Apprenticeships in Creativity: Colorado State Symposium April 24-25 Recognizes Scientific, Scholarly Imagination of Undergraduates

Undergraduates who have conducted their own science experiments, designed engineering advances, written poetry, performed theater, painted, sculpted and otherwise set Colorado State University apart will be honored April 24-25.

The sixth annual All-University Undergraduate Research and Creativity Symposium will recognize the efforts of about 200 undergraduate students who, working under faculty mentors, have produced original science, engineering, art and other creative ventures.

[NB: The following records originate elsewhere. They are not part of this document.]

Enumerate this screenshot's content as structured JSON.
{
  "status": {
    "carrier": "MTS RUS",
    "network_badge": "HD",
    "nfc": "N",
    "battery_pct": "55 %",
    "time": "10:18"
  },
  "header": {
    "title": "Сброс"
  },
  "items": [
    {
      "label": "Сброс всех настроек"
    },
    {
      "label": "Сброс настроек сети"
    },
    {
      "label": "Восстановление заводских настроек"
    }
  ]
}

Michael Antolin, associate professor of biology and chairman of the symposium, said creators-whether scientists, artists, engineers or poets-traditionally served an apprentice to better learn their craft. "It’s what sets Colorado State apart from other educational institutions in Colorado," he said. "We provide an opportunity for students to work directly with faculty in research laboratories, in studios and in theaters.

"In terms of rich undergraduate experiences for students who want to achieve the highest level that they can, this is something we do that’s different than most places.

"This aspect of the university is one of the last apprenticeship systems left-and apprenticeship is how you become a scientist or an artist," Antolin said. The two-day event is sponsored by the Office of the Provost under the direction of Associate Provost for Undergraduate Studies Laurie Hayes, and some $5,000 in prize money will be awarded to those whose efforts are judged outstanding.

"Our annual symposium provides the spark of encouragement that is available at a large research university," Hayes said. "Many students come to places like Colorado State unaware of their abilities to participate actively in discovery.

"My six years of experience on the Board of Governors of NCUR, a national organization that promotes undergraduate research, convinced me that we need centrally-funded programs that prompt faculty to include undergraduate students in their scholarship. The synergy of students, faculty, and discovery is critical to the sustainability of the university."

The benefits of research and creative activity cut both ways, Antolin said. There’s no difficulty lining up faculty mentors, who relish the opportunity to work one-to-one with interesting, talented people. That mentorship, he said, is key to learning how to unlock ideas; budding creators can learn how to unleash their talents. "In the sciences, for example, there is a National Science Foundation study that shows that most working scientists have had actual research experiences as undergraduates in a laboratory," he said. "The difference between Colorado State and a small, liberal arts college is that the latter offers a simulated research experience. We have real undergraduate research labs where real people come up with real projects. It’s not simulated, it’s the real thing."

This year, like last, some 200 students will participate, some in teams of two or three undergraduates.

All displays, activities and receptions are free and open to the public.

Visual arts entries will be on display at the Curfman Gallery in Lory Student Center from April 17 to May 5.

Creative writing-poetry and prose readings-and performing arts presentations-dance and dramatic performances-will be given at 7:30 p.m. April 24 the Lory Student Center Theatre.

Research and design presentations will be on display from 9 a.m.-3 p.m. April 25 at the Lory Student Center Main Ballroom.

A reception for all participants will be held at the Curfman Gallery from 5-7 p.m. April 24. An awards ceremony will be held the following day with keynote remarks by Gerald Callahan, associate professor of pathology.

More information is available at the symposium’s Web site at